  4. ^ a b c Shanmugasundaram, S.; Yeh, C.C.; Hartman, G.L.; Talekar, N.S. (1991). Vegetable Soybean Research Needs for Production and Quality Improvement (PDF). Taipei: Asian Vegetable Research and Development Center. pp. 86–87. ISBN 9789290580478. Retrieved 6 February 2016. CS1 maint: discouraged parameter (link)
  5. ^ Sinclair, James Burton; Backman, P. A. (1989). Compendium of Soybean Diseases (3rd ed.). St Paul, MN: APS Press. ISBN 9780890540930.
  6. ^ a b c Network, University of Nebraska-Lincoln | Web Developer (2015-09-18). "Asian Soybean Rust". CropWatch. Retrieved 2017-12-07.
  7. ^ "Phakopsora pachyrhizi - Bugwoodwiki". Retrieved 2017-12-07.
  8. ^ "soybean rust, Phakopsora pachyrhizi N/A Uredinales: Phakopsoraceae". Retrieved 2017-12-07.
  9. ^ a b "Phakopsora pachyrhizi (soyabean rust)". Retrieved 2017-12-07.
  • Kawashima, Cintia G; Guimarães, Gustavo Augusto; Nogueira, Sônia Regina; MacLean, Dan; Cook, Doug R; Steuernagel, Burkhard; Baek, Jongmin; Bouyioukos, Costas; Melo, Bernardo do V A; Tristão, Gustavo; de Oliveira, Jamile Camargos; Rauscher, Gilda; Mittal, Shipra; Panichelli, Lisa; Bacot, Karen; Johnson, Ebony; Iyer, Geeta; Tabor, Girma; Wulff, Brande B H; Ward, Eric; Rairdan, Gregory J; Broglie, Karen E; Wu, Gusui; van Esse, H Peter; Jones, Jonathan D G; Brommonschenkel, Sérgio H (2016-04-25). "A pigeonpea gene confers resistance to Asian soybean rust in soybean". Nature Biotechnology. Springer Science and Business Media LLC. 34 (6): 661–665. doi:10.1038/nbt.3554. ISSN 1087-0156.
  1. ^ p. 664, "Previous work did not identify novel soybean germplasm that displayed immunity to ASR and identified only 33 accessions with moderate RB type resistance, and thus revealed that the number of ASR resistance genes in soybean germplasm is limited[16]. Resistance genes that provide immunity to ASR are a valuable resource."
  2. ^ p. 664, "In conclusion, we have identified and cloned a gene from C. cajan that confers resistance to P. pachyrhizi when expressed in soybean."
  3. ^ p. 664, "Thus, the significance of this work is the demonstration that it is possible to effectively transfer a dominant resistance gene from a related legume into soybean."
  4. ^ p. 664, "The Fabaceae (Leguminosae) is a large and diverse plant family, with around 700 genera and 20,000 species[29]. Our results suggest that this tremendous natural resource can be used to identify additional resistance genes against ASR that are absent from the soybean gene pool."
  5. ^ p. 664, "These legume resistance genes could be used to develop durable and environmentally sustainable ASR control strategies."

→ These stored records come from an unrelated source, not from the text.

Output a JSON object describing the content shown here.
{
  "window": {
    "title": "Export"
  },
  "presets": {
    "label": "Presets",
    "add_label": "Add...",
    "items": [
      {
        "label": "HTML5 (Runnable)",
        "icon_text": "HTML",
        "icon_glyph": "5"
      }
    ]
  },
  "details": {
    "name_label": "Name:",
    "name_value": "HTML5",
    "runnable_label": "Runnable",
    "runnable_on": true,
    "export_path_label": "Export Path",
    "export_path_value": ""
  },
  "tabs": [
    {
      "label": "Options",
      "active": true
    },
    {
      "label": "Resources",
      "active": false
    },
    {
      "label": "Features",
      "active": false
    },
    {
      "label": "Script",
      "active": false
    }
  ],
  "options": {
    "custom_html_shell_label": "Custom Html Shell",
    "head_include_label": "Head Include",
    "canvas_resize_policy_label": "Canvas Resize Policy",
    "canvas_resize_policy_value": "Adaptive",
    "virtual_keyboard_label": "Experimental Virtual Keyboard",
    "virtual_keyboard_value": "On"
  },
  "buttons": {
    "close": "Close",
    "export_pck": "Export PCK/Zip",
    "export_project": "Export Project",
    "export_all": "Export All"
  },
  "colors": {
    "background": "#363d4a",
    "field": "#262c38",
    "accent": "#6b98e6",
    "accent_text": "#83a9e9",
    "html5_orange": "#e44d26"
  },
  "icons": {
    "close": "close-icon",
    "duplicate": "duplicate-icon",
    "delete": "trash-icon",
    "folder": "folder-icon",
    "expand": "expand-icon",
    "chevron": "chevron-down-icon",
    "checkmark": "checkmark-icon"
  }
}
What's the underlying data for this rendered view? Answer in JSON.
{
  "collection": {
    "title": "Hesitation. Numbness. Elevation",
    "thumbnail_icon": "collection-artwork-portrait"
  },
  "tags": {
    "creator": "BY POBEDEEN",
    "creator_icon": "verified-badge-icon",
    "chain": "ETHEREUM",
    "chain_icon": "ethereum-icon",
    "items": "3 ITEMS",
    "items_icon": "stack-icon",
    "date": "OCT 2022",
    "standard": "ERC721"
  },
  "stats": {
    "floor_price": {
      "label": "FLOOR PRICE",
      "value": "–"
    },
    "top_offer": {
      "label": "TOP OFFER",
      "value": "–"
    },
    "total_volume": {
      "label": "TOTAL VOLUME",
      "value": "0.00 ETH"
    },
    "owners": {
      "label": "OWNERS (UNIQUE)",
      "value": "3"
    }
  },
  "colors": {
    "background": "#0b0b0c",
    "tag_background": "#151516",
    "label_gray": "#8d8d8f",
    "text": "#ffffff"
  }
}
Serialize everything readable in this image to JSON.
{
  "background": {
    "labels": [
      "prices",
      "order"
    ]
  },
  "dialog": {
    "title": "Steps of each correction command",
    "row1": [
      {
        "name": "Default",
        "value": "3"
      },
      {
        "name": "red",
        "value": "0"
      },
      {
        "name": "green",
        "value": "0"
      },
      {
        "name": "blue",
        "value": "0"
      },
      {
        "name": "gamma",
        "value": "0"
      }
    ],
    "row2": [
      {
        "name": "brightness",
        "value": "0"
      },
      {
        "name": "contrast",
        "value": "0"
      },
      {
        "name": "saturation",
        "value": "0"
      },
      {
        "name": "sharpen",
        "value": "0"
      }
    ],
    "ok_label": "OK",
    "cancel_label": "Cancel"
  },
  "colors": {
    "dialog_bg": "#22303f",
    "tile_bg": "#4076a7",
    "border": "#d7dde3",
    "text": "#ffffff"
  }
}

  6. ^ p. 664, "Finally, although we have not been able to identify P. pachyrhizi isolates that can overcome CcRpp1, P. pachyrhizi has demonstrated that it can rapidly overcome resistance genes that are deployed individually. With 30 million hectares of soybean under cultivation in Brazil, it would be prudent to only deploy CcRpp1 in soybean together with additional resistance genes that have different specificity or different mechanism of ASR resistance, to increase the durability of these resources[30]."

External linksEdit